====== Material for this exercise

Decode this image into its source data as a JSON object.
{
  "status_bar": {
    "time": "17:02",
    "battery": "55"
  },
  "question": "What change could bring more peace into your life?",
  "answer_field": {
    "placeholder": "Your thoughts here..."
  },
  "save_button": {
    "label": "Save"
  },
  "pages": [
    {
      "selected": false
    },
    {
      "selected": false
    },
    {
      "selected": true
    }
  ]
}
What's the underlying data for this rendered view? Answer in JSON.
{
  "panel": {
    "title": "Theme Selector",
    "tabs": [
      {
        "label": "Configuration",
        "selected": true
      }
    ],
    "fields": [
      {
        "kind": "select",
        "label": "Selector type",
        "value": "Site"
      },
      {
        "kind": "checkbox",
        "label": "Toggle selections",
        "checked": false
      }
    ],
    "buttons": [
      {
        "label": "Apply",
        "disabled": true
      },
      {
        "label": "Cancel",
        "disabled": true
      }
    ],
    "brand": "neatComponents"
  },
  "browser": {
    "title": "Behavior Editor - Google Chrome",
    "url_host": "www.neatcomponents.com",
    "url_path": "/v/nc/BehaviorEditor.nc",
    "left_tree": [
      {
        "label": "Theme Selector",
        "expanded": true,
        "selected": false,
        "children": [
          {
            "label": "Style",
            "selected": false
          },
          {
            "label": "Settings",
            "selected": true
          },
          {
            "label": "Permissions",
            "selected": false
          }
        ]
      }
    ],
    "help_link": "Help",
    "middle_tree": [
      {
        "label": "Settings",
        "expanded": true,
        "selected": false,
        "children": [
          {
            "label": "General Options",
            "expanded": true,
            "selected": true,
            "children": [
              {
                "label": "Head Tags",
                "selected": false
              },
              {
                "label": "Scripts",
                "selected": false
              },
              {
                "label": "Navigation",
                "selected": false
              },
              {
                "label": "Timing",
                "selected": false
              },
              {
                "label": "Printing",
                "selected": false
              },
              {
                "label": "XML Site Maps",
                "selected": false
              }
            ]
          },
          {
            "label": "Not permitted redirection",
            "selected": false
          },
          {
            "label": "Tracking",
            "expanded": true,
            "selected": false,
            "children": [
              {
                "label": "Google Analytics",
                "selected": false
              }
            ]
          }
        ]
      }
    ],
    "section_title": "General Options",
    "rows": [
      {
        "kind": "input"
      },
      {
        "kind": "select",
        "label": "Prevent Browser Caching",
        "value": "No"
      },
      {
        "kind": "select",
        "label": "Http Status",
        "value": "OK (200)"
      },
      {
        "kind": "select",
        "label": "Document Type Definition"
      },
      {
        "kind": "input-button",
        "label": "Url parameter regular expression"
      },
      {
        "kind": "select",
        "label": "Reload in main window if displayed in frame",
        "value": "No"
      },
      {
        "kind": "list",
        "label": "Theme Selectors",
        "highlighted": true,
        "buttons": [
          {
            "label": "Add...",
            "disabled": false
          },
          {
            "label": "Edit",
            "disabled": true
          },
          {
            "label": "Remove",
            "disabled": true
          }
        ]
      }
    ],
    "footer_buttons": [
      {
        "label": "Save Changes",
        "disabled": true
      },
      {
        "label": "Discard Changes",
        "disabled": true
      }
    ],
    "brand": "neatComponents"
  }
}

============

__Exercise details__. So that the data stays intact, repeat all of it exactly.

__Exercise result__.
Decode this image into its source data as a JSON object.
{
  "status_bar": {
    "time": "17:02",
    "battery": "55"
  },
  "question": "What change could bring more peace into your life?",
  "answer_field": {
    "placeholder": "Your thoughts here..."
  },
  "save_button": {
    "label": "Save"
  },
  "pages": [
    {
      "selected": false
    },
    {
      "selected": false
    },
    {
      "selected": true
    }
  ]
}
What's the underlying data for this rendered view? Answer in JSON.
{
  "panel": {
    "title": "Theme Selector",
    "tabs": [
      {
        "label": "Configuration",
        "selected": true
      }
    ],
    "fields": [
      {
        "kind": "select",
        "label": "Selector type",
        "value": "Site"
      },
      {
        "kind": "checkbox",
        "label": "Toggle selections",
        "checked": false
      }
    ],
    "buttons": [
      {
        "label": "Apply",
        "disabled": true
      },
      {
        "label": "Cancel",
        "disabled": true
      }
    ],
    "brand": "neatComponents"
  },
  "browser": {
    "title": "Behavior Editor - Google Chrome",
    "url_host": "www.neatcomponents.com",
    "url_path": "/v/nc/BehaviorEditor.nc",
    "left_tree": [
      {
        "label": "Theme Selector",
        "expanded": true,
        "selected": false,
        "children": [
          {
            "label": "Style",
            "selected": false
          },
          {
            "label": "Settings",
            "selected": true
          },
          {
            "label": "Permissions",
            "selected": false
          }
        ]
      }
    ],
    "help_link": "Help",
    "middle_tree": [
      {
        "label": "Settings",
        "expanded": true,
        "selected": false,
        "children": [
          {
            "label": "General Options",
            "expanded": true,
            "selected": true,
            "children": [
              {
                "label": "Head Tags",
                "selected": false
              },
              {
                "label": "Scripts",
                "selected": false
              },
              {
                "label": "Navigation",
                "selected": false
              },
              {
                "label": "Timing",
                "selected": false
              },
              {
                "label": "Printing",
                "selected": false
              },
              {
                "label": "XML Site Maps",
                "selected": false
              }
            ]
          },
          {
            "label": "Not permitted redirection",
            "selected": false
          },
          {
            "label": "Tracking",
            "expanded": true,
            "selected": false,
            "children": [
              {
                "label": "Google Analytics",
                "selected": false
              }
            ]
          }
        ]
      }
    ],
    "section_title": "General Options",
    "rows": [
      {
        "kind": "input"
      },
      {
        "kind": "select",
        "label": "Prevent Browser Caching",
        "value": "No"
      },
      {
        "kind": "select",
        "label": "Http Status",
        "value": "OK (200)"
      },
      {
        "kind": "select",
        "label": "Document Type Definition"
      },
      {
        "kind": "input-button",
        "label": "Url parameter regular expression"
      },
      {
        "kind": "select",
        "label": "Reload in main window if displayed in frame",
        "value": "No"
      },
      {
        "kind": "list",
        "label": "Theme Selectors",
        "highlighted": true,
        "buttons": [
          {
            "label": "Add...",
            "disabled": false
          },
          {
            "label": "Edit",
            "disabled": true
          },
          {
            "label": "Remove",
            "disabled": true
          }
        ]
      }
    ],
    "footer_buttons": [
      {
        "label": "Save Changes",
        "disabled": true
      },
      {
        "label": "Discard Changes",
        "disabled": true
      }
    ],
    "brand": "neatComponents"
  }
}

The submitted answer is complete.